School Board member Tom Reed (At-Large) said that the School Board needs to provide input to the Board of Supervisors prior to the BoS setting its preliminary fiscal guidance so the supervisors cannot say they are surprised by the school systems’ needs. School Board member Jennifer Bergel (Catoctin) said that the School Board needs to make clear the ramifications of the Board of Supervisors proposed funding on the school system early. The supervisors’ minds never changed from September to April on where the tax rate should be set in this last cycle. Hornberger pointed out that when LCPS received the Board of Supervisors preliminary fiscal guidance of an equalized tax rate back last October, LCPS budget director Leigh Burden had sent them a memo stating that the money provided would be $80 million short even to meet their most basic requirements to maintain services with the expected growth. In fact, the BoS had suggested the equalized tax rate knowing that the preliminary LCPS numbers to sustain the school system with the expected growth would require approximately $47.5 million more than they were providing.

Looking ahead to the FY16 budget, the Board of Supervisors Finance Committee met on July 8 and heard from the County Administrator a preliminary fiscal outlook. While Loudoun unemployment was very low, the national economy was improving, and Loudoun job growth was the highest in 7 years, the County Administrator projected a tight budget year. Supervisor Chair Scott York (At-Large) encouraged the County Administrator to reach out to the new Superintendent to start their relationship off right in hopes of an improvement over the County’s relationship with outgoing superintendent Dr. Hatrick. He said that it will come down to the type of budget the BoS thinks the community can afford. Supervisor Shawn Williams (Broad Run) agreed that the dialog needed to start with telling the School Board what the county could afford. He said, “After three years, I think it’s pretty obvious the will isn’t to raise taxes.” Supervisor Matt Letourneau (Dulles) said that when it came down to it, the BoS didn’t trust the numbers being provided by the School Board.

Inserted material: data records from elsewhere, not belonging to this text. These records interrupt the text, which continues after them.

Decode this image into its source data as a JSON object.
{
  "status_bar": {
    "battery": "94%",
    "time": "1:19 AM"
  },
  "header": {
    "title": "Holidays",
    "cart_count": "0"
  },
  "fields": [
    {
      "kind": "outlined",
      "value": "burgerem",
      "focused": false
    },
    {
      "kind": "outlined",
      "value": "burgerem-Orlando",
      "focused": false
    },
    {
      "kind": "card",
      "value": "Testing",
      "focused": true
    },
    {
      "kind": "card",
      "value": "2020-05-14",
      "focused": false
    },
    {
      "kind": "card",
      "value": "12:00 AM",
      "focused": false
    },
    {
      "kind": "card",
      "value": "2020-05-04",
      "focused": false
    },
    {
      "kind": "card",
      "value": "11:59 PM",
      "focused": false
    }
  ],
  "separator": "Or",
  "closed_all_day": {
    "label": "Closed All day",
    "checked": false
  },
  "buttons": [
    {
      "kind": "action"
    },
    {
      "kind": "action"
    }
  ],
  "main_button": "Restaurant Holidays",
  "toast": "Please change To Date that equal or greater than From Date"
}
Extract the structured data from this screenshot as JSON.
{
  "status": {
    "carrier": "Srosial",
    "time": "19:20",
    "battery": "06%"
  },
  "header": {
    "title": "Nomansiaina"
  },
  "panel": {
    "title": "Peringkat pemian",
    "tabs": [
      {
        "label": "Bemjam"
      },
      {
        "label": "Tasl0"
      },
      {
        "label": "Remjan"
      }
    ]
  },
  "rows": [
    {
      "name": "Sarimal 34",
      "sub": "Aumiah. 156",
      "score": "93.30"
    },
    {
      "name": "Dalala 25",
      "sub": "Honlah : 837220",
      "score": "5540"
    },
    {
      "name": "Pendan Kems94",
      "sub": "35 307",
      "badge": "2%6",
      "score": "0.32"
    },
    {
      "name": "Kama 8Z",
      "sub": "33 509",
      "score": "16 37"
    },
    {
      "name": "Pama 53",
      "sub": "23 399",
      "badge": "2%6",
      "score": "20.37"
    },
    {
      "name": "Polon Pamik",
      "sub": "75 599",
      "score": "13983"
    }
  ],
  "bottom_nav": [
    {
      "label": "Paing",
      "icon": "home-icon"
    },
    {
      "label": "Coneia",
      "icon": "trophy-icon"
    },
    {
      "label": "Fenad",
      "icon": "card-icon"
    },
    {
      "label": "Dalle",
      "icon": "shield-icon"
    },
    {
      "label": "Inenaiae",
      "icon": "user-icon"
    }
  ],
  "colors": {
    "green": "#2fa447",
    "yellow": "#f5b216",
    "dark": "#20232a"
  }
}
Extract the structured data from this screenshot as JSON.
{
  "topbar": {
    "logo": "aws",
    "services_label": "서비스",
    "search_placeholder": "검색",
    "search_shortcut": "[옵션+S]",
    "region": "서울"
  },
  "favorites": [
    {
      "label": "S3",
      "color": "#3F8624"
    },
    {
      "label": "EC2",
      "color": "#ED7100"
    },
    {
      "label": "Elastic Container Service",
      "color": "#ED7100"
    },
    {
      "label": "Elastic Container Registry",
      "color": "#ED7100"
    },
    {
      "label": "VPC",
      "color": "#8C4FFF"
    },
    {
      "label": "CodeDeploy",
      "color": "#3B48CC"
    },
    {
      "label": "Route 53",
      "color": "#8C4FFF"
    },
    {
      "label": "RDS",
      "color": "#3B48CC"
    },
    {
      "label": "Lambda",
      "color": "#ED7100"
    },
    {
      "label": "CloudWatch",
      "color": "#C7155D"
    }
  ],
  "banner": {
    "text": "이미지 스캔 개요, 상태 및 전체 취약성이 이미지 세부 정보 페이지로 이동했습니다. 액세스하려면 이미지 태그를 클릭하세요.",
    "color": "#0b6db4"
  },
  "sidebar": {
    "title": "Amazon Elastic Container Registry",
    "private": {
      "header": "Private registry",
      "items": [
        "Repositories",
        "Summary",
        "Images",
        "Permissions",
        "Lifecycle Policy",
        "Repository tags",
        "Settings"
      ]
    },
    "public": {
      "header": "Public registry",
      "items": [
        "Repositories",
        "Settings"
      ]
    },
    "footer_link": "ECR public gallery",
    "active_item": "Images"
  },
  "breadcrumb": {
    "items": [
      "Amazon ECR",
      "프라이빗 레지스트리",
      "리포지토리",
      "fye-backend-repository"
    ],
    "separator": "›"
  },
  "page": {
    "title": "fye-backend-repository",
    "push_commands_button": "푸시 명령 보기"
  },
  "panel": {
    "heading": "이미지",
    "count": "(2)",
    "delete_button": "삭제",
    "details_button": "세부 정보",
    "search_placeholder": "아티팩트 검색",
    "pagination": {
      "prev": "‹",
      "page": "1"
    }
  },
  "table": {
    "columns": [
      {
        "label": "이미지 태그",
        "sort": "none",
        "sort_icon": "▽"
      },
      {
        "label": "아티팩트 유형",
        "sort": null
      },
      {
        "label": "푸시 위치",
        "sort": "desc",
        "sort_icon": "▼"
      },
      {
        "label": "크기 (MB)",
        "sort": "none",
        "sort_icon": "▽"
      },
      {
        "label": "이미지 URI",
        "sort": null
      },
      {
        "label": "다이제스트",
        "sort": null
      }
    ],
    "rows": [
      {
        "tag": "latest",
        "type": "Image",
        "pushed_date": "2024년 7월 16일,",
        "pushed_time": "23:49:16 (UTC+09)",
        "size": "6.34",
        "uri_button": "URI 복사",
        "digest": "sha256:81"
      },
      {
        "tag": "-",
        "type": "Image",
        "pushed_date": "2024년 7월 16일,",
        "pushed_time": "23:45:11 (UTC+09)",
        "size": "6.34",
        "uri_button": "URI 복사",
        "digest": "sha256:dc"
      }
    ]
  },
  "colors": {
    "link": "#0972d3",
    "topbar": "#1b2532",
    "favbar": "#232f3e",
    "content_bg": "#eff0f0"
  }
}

In that regard, the School Board requested more transparency in the LCPS budget documents and Ms. Burden presented a sample at the August 14 work session. The School Board was pleased with the greater detail. They also received a document outlining a draft elementary school staffing framework, with middle and high school frameworks to come, that explained how the school system decides how many employees to hire based on enrollment.

Ms. Burden also presented a preliminary budget document that new Superintendent Dr. Eric Williams said he had shared with Chairman York and county staff that day. It showed that estimates of additional costs needed for enrollment growth, new schools, salaries and benefits would total $53 million WITHOUT any new initiatives or salary increases. Dr. Williams presented estimates of other possible new costs they had discussed at the prior work session:

  1. A “One to the World” initiative to provide a combination of school-owned and personal technology devices to connect to the internet and the necessary infrastructure support would cost millions.
  2. Class size reductions - Reducing the average class size by 1 student all levels was estimated at $15 million.
  3. Cost of living increase for all employees - $6.9 million per 1% increase.

School Board members requested that LCPS look at restoring some of the cuts from prior years: middle school deans and other reduced staff, summer school, elementary school foreign language, and bus replacements.

The BoS Finance Committee is planning to vote on a preliminary tax rate for the County to use to create its budget at their September 9 meeting. It is expected to be voted on by the Board of Supervisors as a whole on September 17. Will they be paying attention? Will you have let your voice be heard? If they again decide to cut the tax rate and not fund the schools’ needs, will they change their minds before finalizing it in April? We’ll be watching.